Over 180 small farmers in Peru sell their quinoa to Colruyt Group via Solid Food Peru. © Isabel Corthier (Solid)

4. Where can I buy Peruvian quinoa?

You’ll soon find the first 500g boxes of Boni Selection tricolour quinoa from Ayacucho in Colruyt, OKay, Bio-Planet and Spar. White, red and black quinoa have been mixed together to give a colourful and delicious result.

Quinoa field in Peru
Farmers from the Peruvian region of Ayacucho find a permanent sales market in Belgium at Colruyt and Bio-Planet.

5. How do I use quinoa?

Quinoa is naturally delicious in salads as a grain substitute, but you can also make breakfast cereals, bread or pasta with it. And it’s ideal for particular groups of people! Did you know that quinoa is naturally gluten-free? Vegetarians can eat it as a meat substitute. Many diabetic patients also include it in their diets: quinoa is rich in fibre and can therefore help to prevent peaks in blood sugar levels. Do you have a baby or toddler at home? They’ll certainly love quinoa.

Quinoa in a salad
Quinoa is also suitable for particular groups of people: diabetics, vegetarians, gluten intolerant, etc.

With this initiative, we contribute to the following Sustainable Development Goals of the United Nations.

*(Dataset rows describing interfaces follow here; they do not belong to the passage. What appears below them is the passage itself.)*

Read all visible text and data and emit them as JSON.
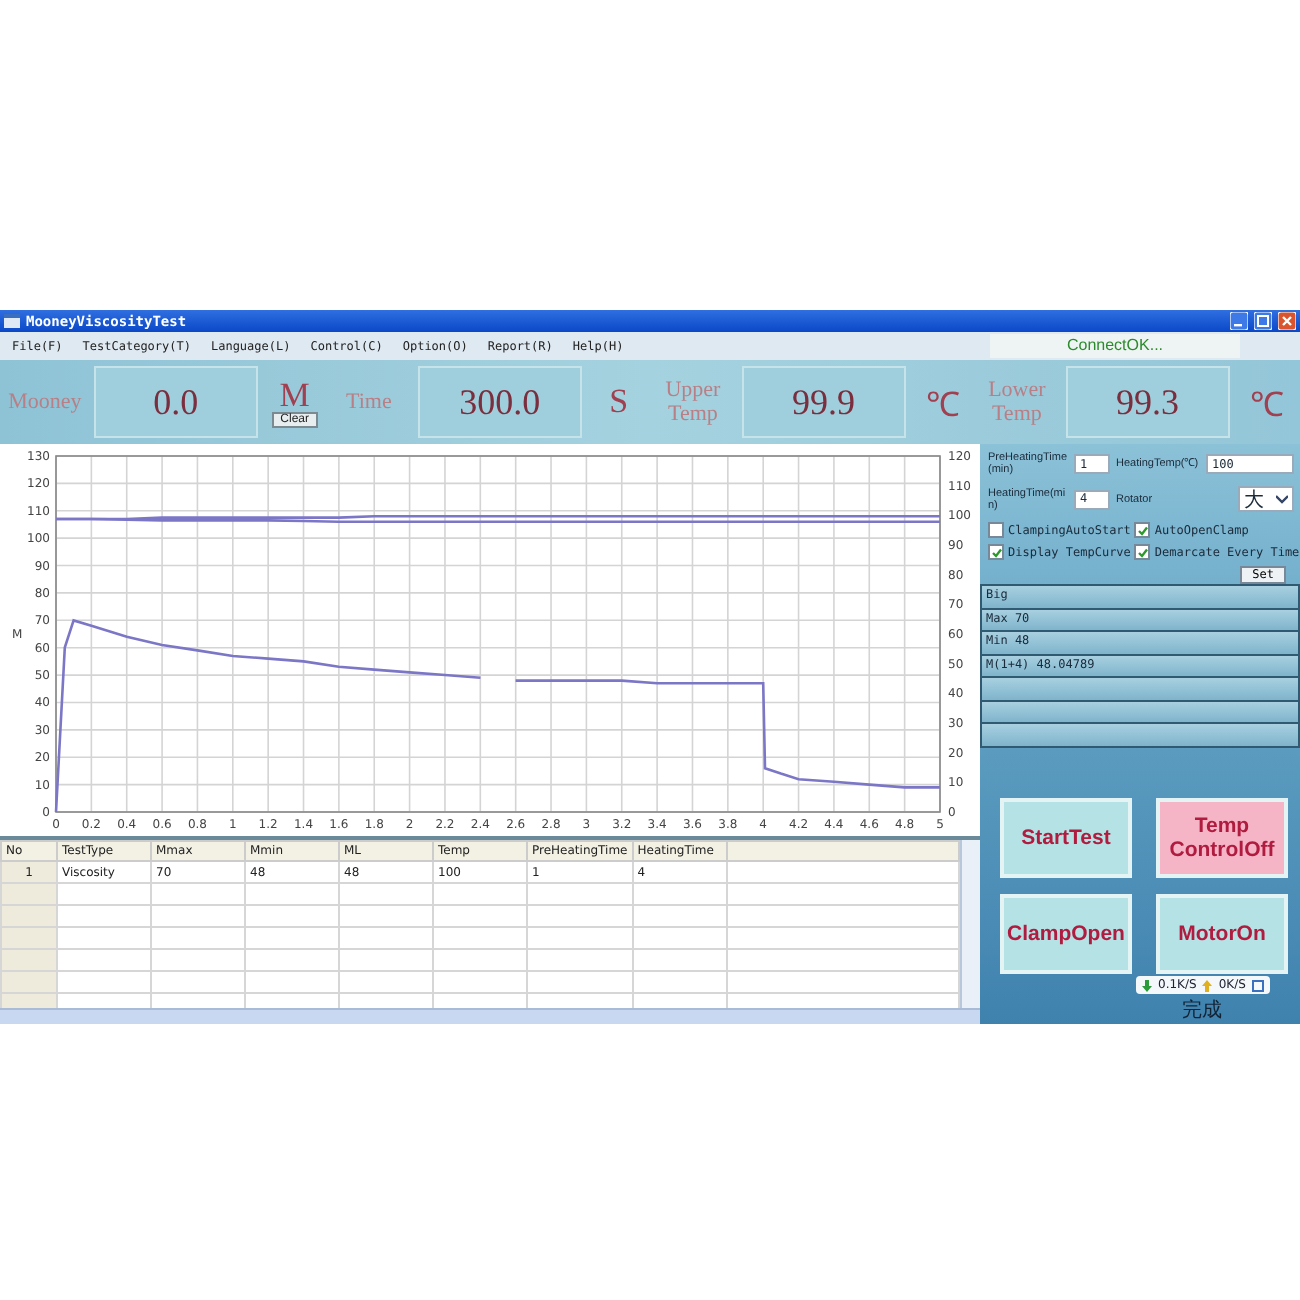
{
  "window": {
    "title": "MooneyViscosityTest"
  },
  "menu": [
    "File(F)",
    "TestCategory(T)",
    "Language(L)",
    "Control(C)",
    "Option(O)",
    "Report(R)",
    "Help(H)"
  ],
  "connection_status": "ConnectOK...",
  "readouts": [
    {
      "label": "Mooney",
      "value": "0.0",
      "unit": "M",
      "button": "Clear"
    },
    {
      "label": "Time",
      "value": "300.0",
      "unit": "S"
    },
    {
      "label": "Upper Temp",
      "value": "99.9",
      "unit": "℃"
    },
    {
      "label": "Lower Temp",
      "value": "99.3",
      "unit": "℃"
    }
  ],
  "chart": {
    "chart_data": {
      "type": "line",
      "ylabel": "M",
      "x": [
        0,
        0.05,
        0.1,
        0.2,
        0.4,
        0.6,
        0.8,
        1,
        1.2,
        1.4,
        1.6,
        1.8,
        2,
        2.2,
        2.4,
        2.5,
        2.6,
        2.8,
        3,
        3.2,
        3.4,
        3.6,
        3.8,
        4,
        4.01,
        4.1,
        4.2,
        4.4,
        4.6,
        4.8,
        5
      ],
      "series": [
        {
          "color": "#7b76c6",
          "values": [
            0,
            60,
            70,
            68,
            64,
            61,
            59,
            57,
            56,
            55,
            53,
            52,
            51,
            50,
            49,
            null,
            48,
            48,
            48,
            48,
            47,
            47,
            47,
            47,
            16,
            14,
            12,
            11,
            10,
            9,
            9
          ]
        },
        {
          "color": "#7b76c6",
          "values": [
            107,
            107,
            107,
            107,
            107,
            107.5,
            107.5,
            107.5,
            107.5,
            107.5,
            107.5,
            108,
            108,
            108,
            108,
            108,
            108,
            108,
            108,
            108,
            108,
            108,
            108,
            108,
            108,
            108,
            108,
            108,
            108,
            108,
            108
          ]
        },
        {
          "color": "#7b76c6",
          "values": [
            107,
            107,
            107,
            107,
            106.8,
            106.5,
            106.5,
            106.5,
            106.5,
            106.3,
            106,
            106,
            106,
            106,
            106,
            106,
            106,
            106,
            106,
            106,
            106,
            106,
            106,
            106,
            106,
            106,
            106,
            106,
            106,
            106,
            106
          ]
        }
      ],
      "xlim": [
        0,
        5
      ],
      "ylim": [
        0,
        130
      ],
      "y2lim": [
        0,
        120
      ],
      "grid": true,
      "xticks": [
        0,
        0.2,
        0.4,
        0.6,
        0.8,
        1,
        1.2,
        1.4,
        1.6,
        1.8,
        2,
        2.2,
        2.4,
        2.6,
        2.8,
        3,
        3.2,
        3.4,
        3.6,
        3.8,
        4,
        4.2,
        4.4,
        4.6,
        4.8,
        5
      ],
      "yticks": [
        0,
        10,
        20,
        30,
        40,
        50,
        60,
        70,
        80,
        90,
        100,
        110,
        120,
        130
      ],
      "y2ticks": [
        0,
        10,
        20,
        30,
        40,
        50,
        60,
        70,
        80,
        90,
        100,
        110,
        120
      ]
    }
  },
  "table": {
    "columns": [
      "No",
      "TestType",
      "Mmax",
      "Mmin",
      "ML",
      "Temp",
      "PreHeatingTime",
      "HeatingTime"
    ],
    "rows": [
      [
        "1",
        "Viscosity",
        "70",
        "48",
        "48",
        "100",
        "1",
        "4"
      ]
    ]
  },
  "settings": {
    "fields": [
      {
        "kind": "input",
        "label": "PreHeatingTime(min)",
        "value": "1"
      },
      {
        "kind": "input",
        "label": "HeatingTemp(℃)",
        "value": "100"
      },
      {
        "kind": "input",
        "label": "HeatingTime(min)",
        "value": "4"
      },
      {
        "kind": "select",
        "label": "Rotator",
        "value": "大"
      }
    ],
    "checkboxes": [
      {
        "label": "ClampingAutoStart",
        "checked": false
      },
      {
        "label": "AutoOpenClamp",
        "checked": true
      },
      {
        "label": "Display TempCurve",
        "checked": true
      },
      {
        "label": "Demarcate Every Time",
        "checked": true
      }
    ],
    "set_button": "Set",
    "results": [
      "Big",
      "Max 70",
      "Min 48",
      "M(1+4) 48.04789"
    ]
  },
  "action_buttons": [
    {
      "label": "StartTest",
      "highlighted": false
    },
    {
      "label": "Temp ControlOff",
      "highlighted": true
    },
    {
      "label": "ClampOpen",
      "highlighted": false
    },
    {
      "label": "MotorOn",
      "highlighted": false
    }
  ],
  "network_speed": {
    "down": "0.1K/S",
    "up": "0K/S"
  },
  "status_text": "完成"
}
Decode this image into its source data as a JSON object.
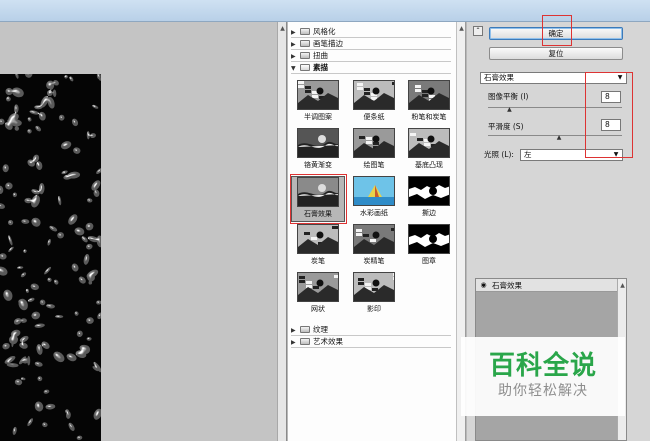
{
  "window": {
    "accent": "#b8d0e8"
  },
  "gallery": {
    "categories_top": [
      {
        "label": "风格化",
        "expanded": false
      },
      {
        "label": "画笔描边",
        "expanded": false
      },
      {
        "label": "扭曲",
        "expanded": false
      },
      {
        "label": "素描",
        "expanded": true
      }
    ],
    "filters": [
      {
        "label": "半调图案",
        "icon": "halftone-thumb"
      },
      {
        "label": "便条纸",
        "icon": "note-paper-thumb"
      },
      {
        "label": "粉笔和炭笔",
        "icon": "chalk-charcoal-thumb"
      },
      {
        "label": "铬黄渐变",
        "icon": "chrome-thumb"
      },
      {
        "label": "绘图笔",
        "icon": "graphic-pen-thumb"
      },
      {
        "label": "基底凸现",
        "icon": "bas-relief-thumb"
      },
      {
        "label": "石膏效果",
        "icon": "plaster-thumb",
        "selected": true
      },
      {
        "label": "水彩画纸",
        "icon": "water-paper-thumb"
      },
      {
        "label": "撕边",
        "icon": "torn-edges-thumb"
      },
      {
        "label": "炭笔",
        "icon": "charcoal-thumb"
      },
      {
        "label": "炭精笔",
        "icon": "conte-crayon-thumb"
      },
      {
        "label": "图章",
        "icon": "stamp-thumb"
      },
      {
        "label": "网状",
        "icon": "reticulation-thumb"
      },
      {
        "label": "影印",
        "icon": "photocopy-thumb"
      }
    ],
    "categories_bottom": [
      {
        "label": "纹理",
        "expanded": false
      },
      {
        "label": "艺术效果",
        "expanded": false
      }
    ]
  },
  "settings": {
    "ok_label": "确定",
    "reset_label": "复位",
    "filter_select": "石膏效果",
    "image_balance_label": "图像平衡 (I)",
    "image_balance_value": "8",
    "image_balance_level": 0.16,
    "smoothness_label": "平滑度 (S)",
    "smoothness_value": "8",
    "smoothness_level": 0.53,
    "light_label": "光照 (L):",
    "light_value": "左"
  },
  "layers": {
    "items": [
      {
        "label": "石膏效果",
        "icon": "eye-icon"
      }
    ]
  },
  "watermark": {
    "title": "百科全说",
    "subtitle": "助你轻松解决",
    "title_color": "#2aa64a"
  }
}
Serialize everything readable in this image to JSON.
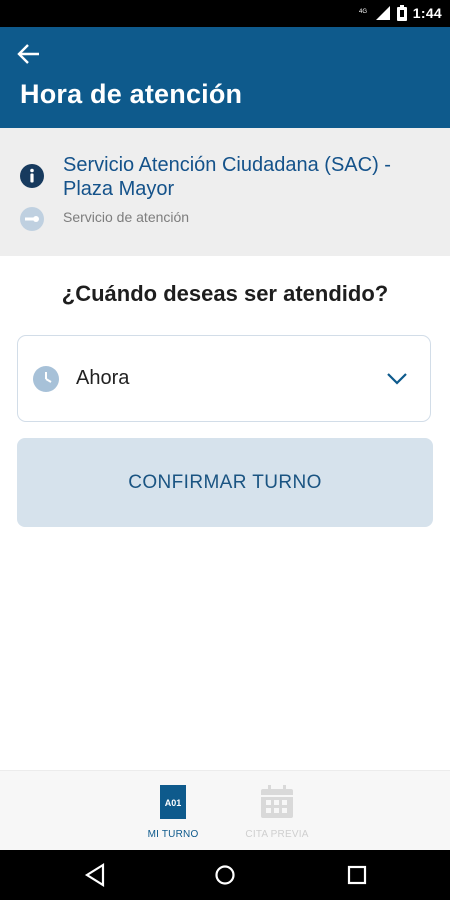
{
  "status_bar": {
    "time": "1:44",
    "icons": [
      "network-4g-icon",
      "signal-icon",
      "battery-icon"
    ]
  },
  "app_bar": {
    "title": "Hora de atención",
    "back_icon": "arrow-left-icon"
  },
  "service": {
    "name": "Servicio Atención Ciudadana (SAC) - Plaza Mayor",
    "type": "Servicio de atención"
  },
  "main": {
    "question": "¿Cuándo deseas ser atendido?",
    "time_select": {
      "selected": "Ahora"
    },
    "confirm_label": "CONFIRMAR TURNO"
  },
  "bottom_nav": {
    "items": [
      {
        "label": "MI TURNO",
        "badge": "A01",
        "active": true
      },
      {
        "label": "CITA PREVIA",
        "active": false
      }
    ]
  },
  "colors": {
    "primary": "#0e5a8c",
    "service_text": "#14528a",
    "button_bg": "#d6e2ec",
    "panel_bg": "#eeeeee"
  }
}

Zero hunger Responsible consumption & production Climate action